• WORK REQUEST: Number of lines below with "người": work it out and reply with that number only.
-=-=-
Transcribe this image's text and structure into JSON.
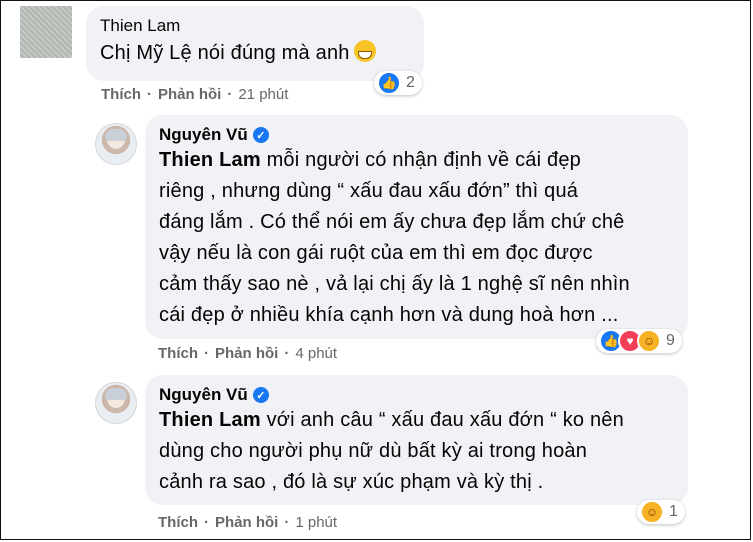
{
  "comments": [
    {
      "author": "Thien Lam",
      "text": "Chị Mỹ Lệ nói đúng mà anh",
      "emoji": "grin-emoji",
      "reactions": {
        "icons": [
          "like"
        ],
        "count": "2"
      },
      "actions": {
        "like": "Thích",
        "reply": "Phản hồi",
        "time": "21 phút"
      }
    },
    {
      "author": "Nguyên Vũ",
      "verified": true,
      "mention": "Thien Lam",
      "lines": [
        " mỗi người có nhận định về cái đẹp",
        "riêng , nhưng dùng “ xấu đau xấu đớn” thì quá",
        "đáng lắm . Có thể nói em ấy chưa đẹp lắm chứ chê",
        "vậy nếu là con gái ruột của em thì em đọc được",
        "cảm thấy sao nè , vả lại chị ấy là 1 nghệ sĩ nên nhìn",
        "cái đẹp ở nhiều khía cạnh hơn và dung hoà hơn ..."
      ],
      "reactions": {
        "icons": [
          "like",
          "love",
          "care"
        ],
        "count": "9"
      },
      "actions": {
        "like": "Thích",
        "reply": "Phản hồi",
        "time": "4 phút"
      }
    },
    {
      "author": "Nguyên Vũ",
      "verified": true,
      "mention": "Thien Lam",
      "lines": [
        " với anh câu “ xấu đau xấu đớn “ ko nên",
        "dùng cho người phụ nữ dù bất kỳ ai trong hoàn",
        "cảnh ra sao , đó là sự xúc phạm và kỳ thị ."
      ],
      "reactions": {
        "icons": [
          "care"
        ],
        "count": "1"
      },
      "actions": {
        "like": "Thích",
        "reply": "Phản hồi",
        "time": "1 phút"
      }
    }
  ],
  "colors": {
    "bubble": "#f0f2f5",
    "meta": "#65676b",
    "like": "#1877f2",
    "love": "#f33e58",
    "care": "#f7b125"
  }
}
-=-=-
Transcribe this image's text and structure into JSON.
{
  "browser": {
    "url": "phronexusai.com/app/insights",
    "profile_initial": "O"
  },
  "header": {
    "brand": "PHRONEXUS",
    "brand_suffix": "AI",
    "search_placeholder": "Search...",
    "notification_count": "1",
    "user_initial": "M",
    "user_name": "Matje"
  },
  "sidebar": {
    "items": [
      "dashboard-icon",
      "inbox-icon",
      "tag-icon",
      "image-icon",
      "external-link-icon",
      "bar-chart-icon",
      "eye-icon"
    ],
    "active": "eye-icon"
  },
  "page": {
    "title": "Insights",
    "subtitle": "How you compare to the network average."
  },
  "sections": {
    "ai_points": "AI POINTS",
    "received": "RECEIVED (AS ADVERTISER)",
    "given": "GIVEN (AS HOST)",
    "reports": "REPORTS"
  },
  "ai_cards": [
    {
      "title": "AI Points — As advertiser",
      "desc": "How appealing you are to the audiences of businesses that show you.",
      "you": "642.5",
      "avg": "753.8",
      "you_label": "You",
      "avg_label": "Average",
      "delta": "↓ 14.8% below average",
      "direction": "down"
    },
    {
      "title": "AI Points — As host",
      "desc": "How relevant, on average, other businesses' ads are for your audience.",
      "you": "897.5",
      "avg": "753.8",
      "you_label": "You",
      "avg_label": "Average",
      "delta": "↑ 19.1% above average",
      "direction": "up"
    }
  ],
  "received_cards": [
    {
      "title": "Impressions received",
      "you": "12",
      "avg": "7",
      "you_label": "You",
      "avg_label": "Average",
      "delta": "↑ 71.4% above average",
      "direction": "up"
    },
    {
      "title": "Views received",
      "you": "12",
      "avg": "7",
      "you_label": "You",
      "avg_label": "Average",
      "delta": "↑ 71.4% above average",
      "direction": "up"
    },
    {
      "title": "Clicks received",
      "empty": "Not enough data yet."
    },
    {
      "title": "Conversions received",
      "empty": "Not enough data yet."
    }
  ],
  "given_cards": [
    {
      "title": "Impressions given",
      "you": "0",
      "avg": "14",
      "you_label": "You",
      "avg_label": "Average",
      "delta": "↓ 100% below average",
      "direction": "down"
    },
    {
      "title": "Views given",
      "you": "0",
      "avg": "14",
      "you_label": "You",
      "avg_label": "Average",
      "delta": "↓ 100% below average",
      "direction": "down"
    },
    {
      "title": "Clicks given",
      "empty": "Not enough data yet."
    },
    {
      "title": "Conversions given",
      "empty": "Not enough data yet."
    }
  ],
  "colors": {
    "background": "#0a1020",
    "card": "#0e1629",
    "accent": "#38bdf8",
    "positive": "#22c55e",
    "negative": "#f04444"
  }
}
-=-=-
• EXERCISE OUTPUT: 2